The Mazda has excellent balance, road-holding and overall dynamics. The steering has good weighting and directness, and just the right amount of feedback when hitting mid-corner pavement disruptions. The Cherokee's handling is composed and, in our opinion, underrated, but it is nose-heavy even with the four-cylinder and definitely less visceral than the Mazda. As important, the Cherokee's transmission doesn't like to power into corners, and the CX-5 had no such reservations.
Noise is definitely one of the CX-5's disadvantages, including road and wind noise. The engine's a bit loud at full acceleration, but it isn't otherwise objectionable. Conversely, the Jeep has one of the quietest cabins in this class. Only once did its tires sing, on a short patch of grooved pavement. The Cherokee's quiet cabin masks abnormally loud "sewing machine" noises coming from under the hood at idle, but luckily the engine is quiet once moving.
The CX-5's ride quality really impressed us. For a vehicle that handles as well as this one - and had 19-inch wheels, as equipped - it rides firmly but comfortably and with definite poise over rough surfaces. The Cherokee still outdoes it for comfort and isolation, and though the Jeep was the champ as we intentionally ran the SUVs over brutal potholes, the CX-5 surprised us by sparing our spines more trauma than we had expected.
Interior quality was another close contest that could go either way depending on consumer preference. Wiesenfelder liked the CX-5's piano-black finishes and lack of unconvincing faux metal trim, but it also has super-cheap vinyl sun visors. The multimedia display is as much a factor in interior quality as it is in multimedia performance, and the Mazda's touch-screen is small with a low resolution and generally disappointing for an extra-cost item compared with the Cherokee's (above) optional 8.4-inch Uconnect touch-screen. We could say the same for the moonroof comparison; the Cherokee's larger panoramic one wins - it's a $1,395 option opposed to the CX-5's smaller one included in the Grand Touring trim.

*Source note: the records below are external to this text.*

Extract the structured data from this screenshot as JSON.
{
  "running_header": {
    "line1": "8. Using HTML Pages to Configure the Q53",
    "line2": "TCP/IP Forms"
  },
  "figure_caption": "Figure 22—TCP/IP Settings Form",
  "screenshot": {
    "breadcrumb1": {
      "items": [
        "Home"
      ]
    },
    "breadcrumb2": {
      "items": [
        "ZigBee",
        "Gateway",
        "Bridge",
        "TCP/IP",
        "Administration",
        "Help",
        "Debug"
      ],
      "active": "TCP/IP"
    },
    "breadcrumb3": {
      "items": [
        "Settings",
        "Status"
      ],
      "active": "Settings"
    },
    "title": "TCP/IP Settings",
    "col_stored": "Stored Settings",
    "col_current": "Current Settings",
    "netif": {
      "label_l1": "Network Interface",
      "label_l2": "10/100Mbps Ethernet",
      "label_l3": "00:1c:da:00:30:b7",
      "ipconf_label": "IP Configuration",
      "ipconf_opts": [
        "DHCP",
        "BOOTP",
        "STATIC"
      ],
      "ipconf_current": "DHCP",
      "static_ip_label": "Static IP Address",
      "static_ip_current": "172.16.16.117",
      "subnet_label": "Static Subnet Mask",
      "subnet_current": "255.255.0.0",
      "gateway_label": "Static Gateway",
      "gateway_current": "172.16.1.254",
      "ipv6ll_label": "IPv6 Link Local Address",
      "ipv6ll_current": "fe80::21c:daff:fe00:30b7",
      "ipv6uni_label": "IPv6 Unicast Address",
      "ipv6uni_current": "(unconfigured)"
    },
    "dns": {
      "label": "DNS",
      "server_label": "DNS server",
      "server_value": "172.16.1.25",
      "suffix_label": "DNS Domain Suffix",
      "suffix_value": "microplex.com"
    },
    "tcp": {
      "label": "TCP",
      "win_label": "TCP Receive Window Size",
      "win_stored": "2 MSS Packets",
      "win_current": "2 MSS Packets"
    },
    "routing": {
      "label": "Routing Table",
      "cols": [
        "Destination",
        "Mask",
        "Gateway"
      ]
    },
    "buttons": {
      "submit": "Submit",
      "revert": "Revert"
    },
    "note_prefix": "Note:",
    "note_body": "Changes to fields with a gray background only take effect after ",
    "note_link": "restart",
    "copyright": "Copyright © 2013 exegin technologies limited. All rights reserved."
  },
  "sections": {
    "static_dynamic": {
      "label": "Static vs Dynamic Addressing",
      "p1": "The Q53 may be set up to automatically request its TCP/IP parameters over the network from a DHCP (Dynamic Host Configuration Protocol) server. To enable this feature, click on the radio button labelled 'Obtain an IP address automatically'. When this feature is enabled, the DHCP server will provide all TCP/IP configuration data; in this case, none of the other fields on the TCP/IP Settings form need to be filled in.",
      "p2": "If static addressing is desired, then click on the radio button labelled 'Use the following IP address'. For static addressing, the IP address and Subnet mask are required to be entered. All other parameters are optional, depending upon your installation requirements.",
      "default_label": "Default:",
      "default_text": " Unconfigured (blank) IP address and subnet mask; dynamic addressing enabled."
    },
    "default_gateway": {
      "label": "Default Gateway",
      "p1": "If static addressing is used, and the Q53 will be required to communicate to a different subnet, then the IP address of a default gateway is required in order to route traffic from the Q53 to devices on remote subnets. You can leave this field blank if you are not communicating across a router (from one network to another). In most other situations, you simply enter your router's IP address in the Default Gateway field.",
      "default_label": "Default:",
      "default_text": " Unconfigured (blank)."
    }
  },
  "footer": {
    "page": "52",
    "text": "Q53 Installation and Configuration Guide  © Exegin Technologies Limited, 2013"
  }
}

Seating dimensions are quite close, but Wiesenfelder wished he had a little more driver's legroom in the Cherokee. The Jeep gets a slight edge because its seats are otherwise wide and comfortable, and the rear seats slide forward and back; the Mazda's backseat does not. Bruzek didn't think the CX-5 was at much of a disadvantage because of the already generous rear seat room and cargo room.
To put things in context, the Uconnect system is one of our favorites, from its 8.4-inch touch-screen size and responsiveness to its inclusion of many features, some of which cooperate with smartphone apps. To that end, we were shocked to see a Pandora tab on the CX-5's multimedia screen, because the optional system otherwise looks like it pre-dates Pandora internet radio and possibly smartphones overall. We also find its TomTom navigation interface perplexing even after plenty of exposure and practice. Mazda is cleaning up its act in the multimedia arena; it just hasn't hit this model yet.
Anyone who doesn't knock himself out on its low-hanging liftgate can see the CX-5's (above, right) cargo area is superior to that of the Cherokee (above, left), despite having an overall smaller footprint. It has more volume both behind the rear seats and when they're folded. Its load floor is a bit lower than the Cherokee's, yet the cargo area is taller overall and certainly wider. It even has a 40/20/40-split folding backseat rather than the Jeep's 60/40 split for more flexibility. The center segment even folds independently.
Our lovable Cherokee eked out the win with five categories to the Mazda's four. The Mazda exhibited a more capable handling, acceleration and braking experience against the four-cylinder Cherokee that's continually battling physics. Our long-term Jeep rallied from its lacking acceleration with a more refined ride and interior experience topped with useful technology and a few standout features at its slightly higher as-tested price.
Cars.com photos by Joe Bruzek and Evan Sears
Road Test Editor Joe Bruzek covers Cars.com’s short-and long-term fleet of test cars and drives a 1998 Pontiac Firebird Trans Am. Email Joe